The increasing influence of sociocultural theories of learning on assessment practices in second language education necessitates an expansion of the knowledge base that teacher-assessors need to develop (what teachers need to know) and related changes in the processes of language teacher education (how they learn and develop it). Teacher assessors need to acquire concepts from diverse assessment paradigms; they need to learn to use these concepts in developing, using and analysing assessment procedures and results; they need to exercise critical perspectives on their own assessment practices for particular purposes in diverse contexts, especially in seeking to do justice to all in education. In this paper I argue that, to develop language assessment literacy with the dual goals of transforming teacher assessment practices and developing teacher understanding of the phenomenon of assessment itself and themselves as assessors, it is necessary to reconsider both the knowledge base and the complex processes of language teacher education. I draw on projects I have conducted on developing and investigating teacher understanding and practices in second language assessment, to discuss the need to work with the often tacit preconceptions, beliefs, understandings and world-views about assessment that teacher-assessors bring to teacher professional learning programs and that inform their conceptualizations, interpretations, judgments and decisions in assessment. I discuss the need in developing language assessment literacy for processes that develop teacher-assessors' capability to explore and evaluate their own preconceptions so as to become aware of how they interpret their own assessment practices and their students' second language learning.

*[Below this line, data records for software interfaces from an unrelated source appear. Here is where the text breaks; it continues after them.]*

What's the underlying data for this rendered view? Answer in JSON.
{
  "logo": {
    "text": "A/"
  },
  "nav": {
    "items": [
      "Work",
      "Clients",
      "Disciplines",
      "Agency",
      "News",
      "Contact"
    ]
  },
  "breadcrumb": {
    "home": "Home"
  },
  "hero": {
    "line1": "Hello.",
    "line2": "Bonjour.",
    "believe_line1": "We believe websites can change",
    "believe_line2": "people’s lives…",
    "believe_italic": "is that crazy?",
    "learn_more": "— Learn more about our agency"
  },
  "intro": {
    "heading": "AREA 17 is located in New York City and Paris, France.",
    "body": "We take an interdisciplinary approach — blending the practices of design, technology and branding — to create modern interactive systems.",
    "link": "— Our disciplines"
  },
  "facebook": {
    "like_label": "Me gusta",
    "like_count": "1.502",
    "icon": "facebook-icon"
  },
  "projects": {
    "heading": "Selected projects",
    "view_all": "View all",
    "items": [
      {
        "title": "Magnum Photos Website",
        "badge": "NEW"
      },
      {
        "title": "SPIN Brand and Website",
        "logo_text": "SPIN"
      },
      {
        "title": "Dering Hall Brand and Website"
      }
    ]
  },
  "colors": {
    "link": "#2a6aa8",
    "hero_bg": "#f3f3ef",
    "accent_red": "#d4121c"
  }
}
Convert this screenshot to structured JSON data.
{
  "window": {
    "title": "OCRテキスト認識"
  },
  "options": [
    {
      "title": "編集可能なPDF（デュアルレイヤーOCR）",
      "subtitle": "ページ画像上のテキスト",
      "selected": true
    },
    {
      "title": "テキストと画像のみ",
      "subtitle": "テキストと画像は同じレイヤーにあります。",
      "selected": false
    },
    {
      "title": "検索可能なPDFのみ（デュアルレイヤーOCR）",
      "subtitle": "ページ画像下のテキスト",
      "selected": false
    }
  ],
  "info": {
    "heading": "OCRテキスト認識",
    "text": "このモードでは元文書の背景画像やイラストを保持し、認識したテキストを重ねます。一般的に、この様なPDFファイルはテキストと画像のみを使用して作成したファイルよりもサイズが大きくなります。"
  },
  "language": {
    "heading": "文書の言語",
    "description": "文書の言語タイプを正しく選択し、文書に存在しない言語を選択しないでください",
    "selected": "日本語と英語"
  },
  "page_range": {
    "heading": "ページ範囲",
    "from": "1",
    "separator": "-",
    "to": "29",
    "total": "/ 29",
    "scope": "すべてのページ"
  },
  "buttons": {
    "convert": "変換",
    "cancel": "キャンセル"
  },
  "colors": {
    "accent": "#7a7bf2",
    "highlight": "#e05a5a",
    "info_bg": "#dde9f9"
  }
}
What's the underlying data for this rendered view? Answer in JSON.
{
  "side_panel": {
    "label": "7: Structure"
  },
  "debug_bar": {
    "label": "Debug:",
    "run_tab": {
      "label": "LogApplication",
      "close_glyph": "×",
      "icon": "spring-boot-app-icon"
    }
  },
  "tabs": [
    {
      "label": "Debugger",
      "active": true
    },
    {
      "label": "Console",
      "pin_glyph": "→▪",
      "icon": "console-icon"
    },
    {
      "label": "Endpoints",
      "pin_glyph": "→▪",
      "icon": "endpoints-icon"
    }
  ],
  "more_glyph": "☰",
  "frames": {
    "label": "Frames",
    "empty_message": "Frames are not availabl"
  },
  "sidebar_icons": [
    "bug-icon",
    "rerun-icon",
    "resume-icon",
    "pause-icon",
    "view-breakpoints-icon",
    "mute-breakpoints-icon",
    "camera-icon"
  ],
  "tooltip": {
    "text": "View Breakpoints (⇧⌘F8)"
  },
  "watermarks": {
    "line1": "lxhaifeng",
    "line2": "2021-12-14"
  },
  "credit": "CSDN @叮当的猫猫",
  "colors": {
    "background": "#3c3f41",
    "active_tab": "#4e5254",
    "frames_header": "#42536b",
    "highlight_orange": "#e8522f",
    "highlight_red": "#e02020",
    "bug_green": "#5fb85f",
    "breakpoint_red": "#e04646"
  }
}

Through these processes they develop a deeper understanding of the interpretive nature of assessment and their own self-awareness as assessors.
Preservice Teacher Preparation